  • As to environmental impact, according to Anna Cederstav, staff scientist with Earthjustice, “The widespread spraying and drift of a potent herbicide that kills most plants is devastating thousands of acres of important habitat in Colombia. The potential impacts to native flora and wildlife are unknown because the herbicide hasn’t been studied in these tropical ecosystems. Further, most coca and poppy farmers just replant or clear new plots in the forest. Because the State Department only reports on current crop acreage, there is no way to assess how the eradication program is accelerating the loss of Amazonian forests.” (“Coca Cultivation in Colombia: The Story Behind the Numbers,” press statement, 2/27/03)  
  • Eradication without alternatives is pushing farmers into the ranks of the armed groups, which feed on the desperation of rural communities by actively recruiting and offering food and a salary.

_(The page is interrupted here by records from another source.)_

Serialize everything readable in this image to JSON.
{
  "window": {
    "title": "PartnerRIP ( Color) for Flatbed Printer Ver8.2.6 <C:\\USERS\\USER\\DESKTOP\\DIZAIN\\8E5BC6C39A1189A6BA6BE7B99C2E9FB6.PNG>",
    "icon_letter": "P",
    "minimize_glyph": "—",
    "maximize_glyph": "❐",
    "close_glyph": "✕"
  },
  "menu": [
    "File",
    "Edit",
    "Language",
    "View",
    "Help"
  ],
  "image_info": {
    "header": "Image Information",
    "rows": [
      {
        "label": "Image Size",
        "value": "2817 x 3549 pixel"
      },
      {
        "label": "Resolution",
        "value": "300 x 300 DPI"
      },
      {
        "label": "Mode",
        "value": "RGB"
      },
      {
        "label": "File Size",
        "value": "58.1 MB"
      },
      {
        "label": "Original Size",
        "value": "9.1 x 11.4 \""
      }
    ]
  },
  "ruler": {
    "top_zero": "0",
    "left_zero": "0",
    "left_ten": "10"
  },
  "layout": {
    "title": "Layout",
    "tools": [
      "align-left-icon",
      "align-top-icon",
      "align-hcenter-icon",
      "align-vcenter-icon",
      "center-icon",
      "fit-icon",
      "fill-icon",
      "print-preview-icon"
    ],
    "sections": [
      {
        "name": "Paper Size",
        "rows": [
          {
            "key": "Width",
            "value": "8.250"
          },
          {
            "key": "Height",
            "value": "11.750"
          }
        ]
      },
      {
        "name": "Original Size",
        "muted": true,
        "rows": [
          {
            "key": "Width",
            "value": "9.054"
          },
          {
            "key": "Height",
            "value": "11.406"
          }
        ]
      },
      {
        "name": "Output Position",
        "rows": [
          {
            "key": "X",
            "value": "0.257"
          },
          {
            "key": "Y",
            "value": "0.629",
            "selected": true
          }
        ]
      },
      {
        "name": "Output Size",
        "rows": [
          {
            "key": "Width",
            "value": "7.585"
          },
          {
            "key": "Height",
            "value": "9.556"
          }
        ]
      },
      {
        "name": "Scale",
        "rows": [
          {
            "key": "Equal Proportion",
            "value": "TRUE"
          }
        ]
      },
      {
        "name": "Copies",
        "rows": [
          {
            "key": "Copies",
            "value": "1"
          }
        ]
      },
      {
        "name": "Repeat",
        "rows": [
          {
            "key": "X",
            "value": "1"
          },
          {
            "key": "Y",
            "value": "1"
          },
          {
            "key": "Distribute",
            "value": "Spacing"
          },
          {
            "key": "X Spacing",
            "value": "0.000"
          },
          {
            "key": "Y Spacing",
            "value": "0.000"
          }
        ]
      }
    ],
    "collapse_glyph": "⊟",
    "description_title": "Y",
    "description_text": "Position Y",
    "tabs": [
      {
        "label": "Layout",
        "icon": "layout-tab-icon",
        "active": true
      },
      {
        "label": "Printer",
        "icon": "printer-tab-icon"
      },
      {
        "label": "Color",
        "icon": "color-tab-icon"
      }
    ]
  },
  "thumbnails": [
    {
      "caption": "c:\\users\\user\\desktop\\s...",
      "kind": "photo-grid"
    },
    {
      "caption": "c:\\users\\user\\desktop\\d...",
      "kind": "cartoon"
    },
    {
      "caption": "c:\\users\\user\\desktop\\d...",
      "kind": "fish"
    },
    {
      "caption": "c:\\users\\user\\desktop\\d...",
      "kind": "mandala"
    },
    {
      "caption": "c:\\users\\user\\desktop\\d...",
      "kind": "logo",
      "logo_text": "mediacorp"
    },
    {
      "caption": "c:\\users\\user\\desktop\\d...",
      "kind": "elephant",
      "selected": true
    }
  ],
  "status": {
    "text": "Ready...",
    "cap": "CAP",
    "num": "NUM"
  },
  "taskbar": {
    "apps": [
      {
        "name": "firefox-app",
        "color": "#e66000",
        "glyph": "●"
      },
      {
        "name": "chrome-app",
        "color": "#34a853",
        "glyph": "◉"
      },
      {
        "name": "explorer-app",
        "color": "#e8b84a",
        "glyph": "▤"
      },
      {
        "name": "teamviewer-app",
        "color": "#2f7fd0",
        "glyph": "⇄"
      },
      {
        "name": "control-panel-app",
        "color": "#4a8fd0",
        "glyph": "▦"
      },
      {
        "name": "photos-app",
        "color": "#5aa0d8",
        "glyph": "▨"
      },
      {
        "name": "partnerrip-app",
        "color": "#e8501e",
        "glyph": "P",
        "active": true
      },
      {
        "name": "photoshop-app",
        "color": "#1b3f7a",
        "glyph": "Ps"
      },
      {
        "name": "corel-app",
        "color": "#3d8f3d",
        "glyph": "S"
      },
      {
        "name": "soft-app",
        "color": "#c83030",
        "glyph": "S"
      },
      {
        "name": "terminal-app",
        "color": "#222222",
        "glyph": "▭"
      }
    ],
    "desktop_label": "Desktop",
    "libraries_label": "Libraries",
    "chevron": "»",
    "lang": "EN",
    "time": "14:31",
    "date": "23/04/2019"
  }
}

This development runs counter to the goals of the policy, which included a strengthening of the state in rural areas. To consolidate support in the countryside, the Colombian government needs to make progress in delivering the most basic social services—health, education, roads, agricultural extension services—to extend a positive government presence in marginal areas.

The eradication program in Colombia has two major goals: reducing the flow of cocaine and heroin to the United States, and helping the Colombian government reestablish control over the countryside. Yet despite the 2002 drop in coca production, to date the aerial fumigation policy does not appear to have made much progress towards those two major goals. On the first, cocaine use remains stable, while use of a similar drug, methamphetamine, appears to be on the increase. On the second goal, the policy will cut into the armed groups’ profits on the drug trade, but so far this does not appear to have a substantial impact. Moreover, fumigation without sufficient alternatives undercuts the Colombian government’s legitimacy in the countryside and is likely adding to the armed groups’ supply of recruits.

While the larger aim of limiting drug abuse is laudable, the tactics must be examined. This controversial and costly policy—Colombia is the only country in the world where large-scale aerial fumigation is applied—merits scrutiny. Is this the most effective policy with the least negative side effects? Could another eradication strategy, with greater attention to a sustainable demand reduction strategy through treatment and prevention, be more effective with less damage to people and the environment?